ood day for: Lowering standards, as sales in Wal-Mart stores rose by 5 percent in April while the recession battered rival retailers. One reason for Wal-Mart's good fortune: Affluent shoppers who used to avoid the giant discounter are now coming in looking for bargains. More than a quarter of Wal-Mart's sales increase came from new shoppers, most of whom had household incomes of at least $50,000. Wal-Mart's wealthier customers spend 40 percent more per visit, on average, than the typical shopper. (BusinessWeek)

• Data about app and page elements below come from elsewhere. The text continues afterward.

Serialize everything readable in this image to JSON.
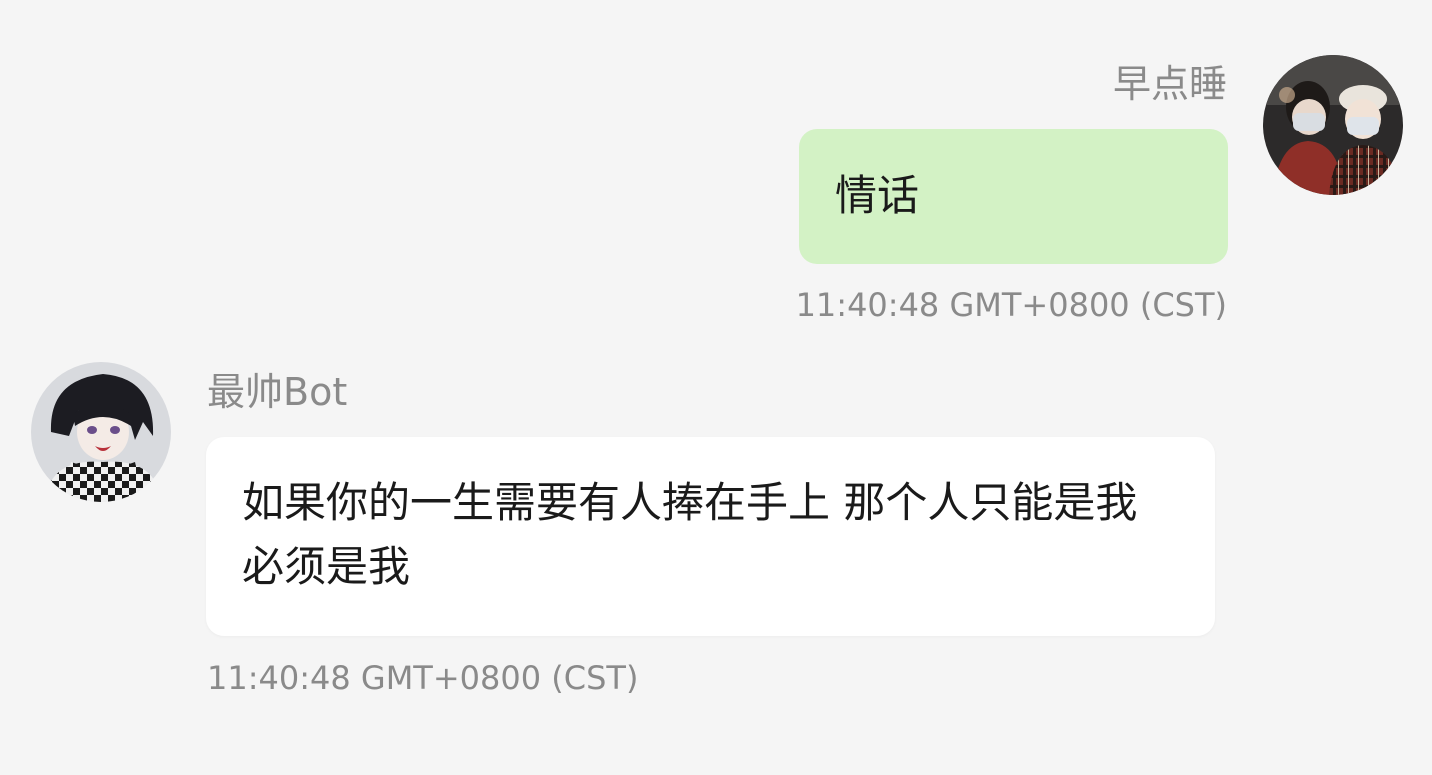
{
  "conversation": {
    "messages": [
      {
        "direction": "outgoing",
        "sender": "早点睡",
        "text": "情话",
        "time": "11:40:48 GMT+0800 (CST)",
        "avatar": "user-avatar"
      },
      {
        "direction": "incoming",
        "sender": "最帅Bot",
        "text": "如果你的一生需要有人捧在手上 那个人只能是我 必须是我",
        "time": "11:40:48 GMT+0800 (CST)",
        "avatar": "bot-avatar"
      }
    ]
  },
  "colors": {
    "background": "#f5f5f5",
    "outgoing_bubble": "#d3f2c5",
    "incoming_bubble": "#ffffff",
    "meta_text": "#8a8a8a",
    "message_text": "#1a1a1a"
  }
}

Bad day for: Sugarcoating bad news, as Bob Rodriquez of FPA Capital Fund told fellow mutual-fund managers that they did a terrible job in 2008, when the Standard & Poor's 500 Index dropped by 38 percent but most actively-managed stock funds did even worse. "In a word, we stunk," said Rodriguez, one of the industry's best-known managers, at the Morningstar Investment Conference last week. "We managers did not deliver the goods and we must explain why." (MarketWatch)
THE WEEK'S AUDIOPHILE PODCASTS: LISTEN SMARTER

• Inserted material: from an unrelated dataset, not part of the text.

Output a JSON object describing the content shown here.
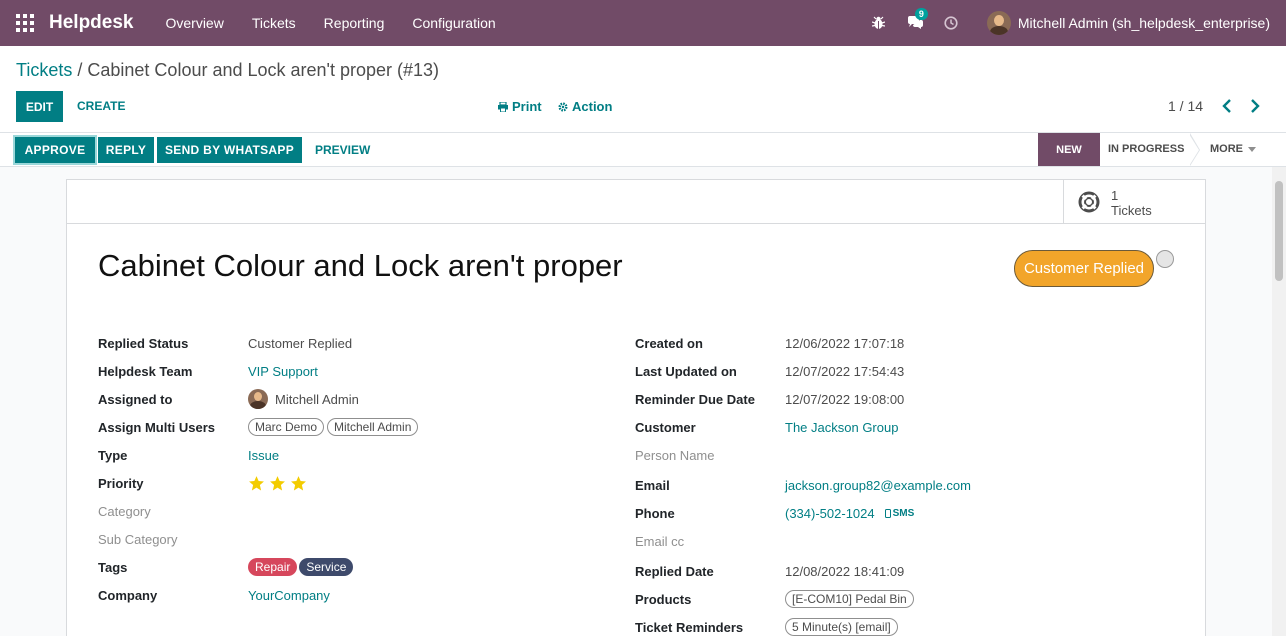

- Why is American internet so slow?
- 7 ways to be the most interesting person in any room
- What would a U.S.-Russia war look like?
- What the collapse of the Ming Dynasty can tell us about American decline
- 22 TV shows to watch in 2014
- Colorado’s new ‘drive high, get a DUI’ commercials are actually pretty clever
- Who are the real gay marriage bigots?
- Ukraine's fraught relationship with Russia: A brief history
- Don't worry: World War III will almost certainly never happen
- Sorry Belle Knox, porn still oppresses women
Subscribe to the Week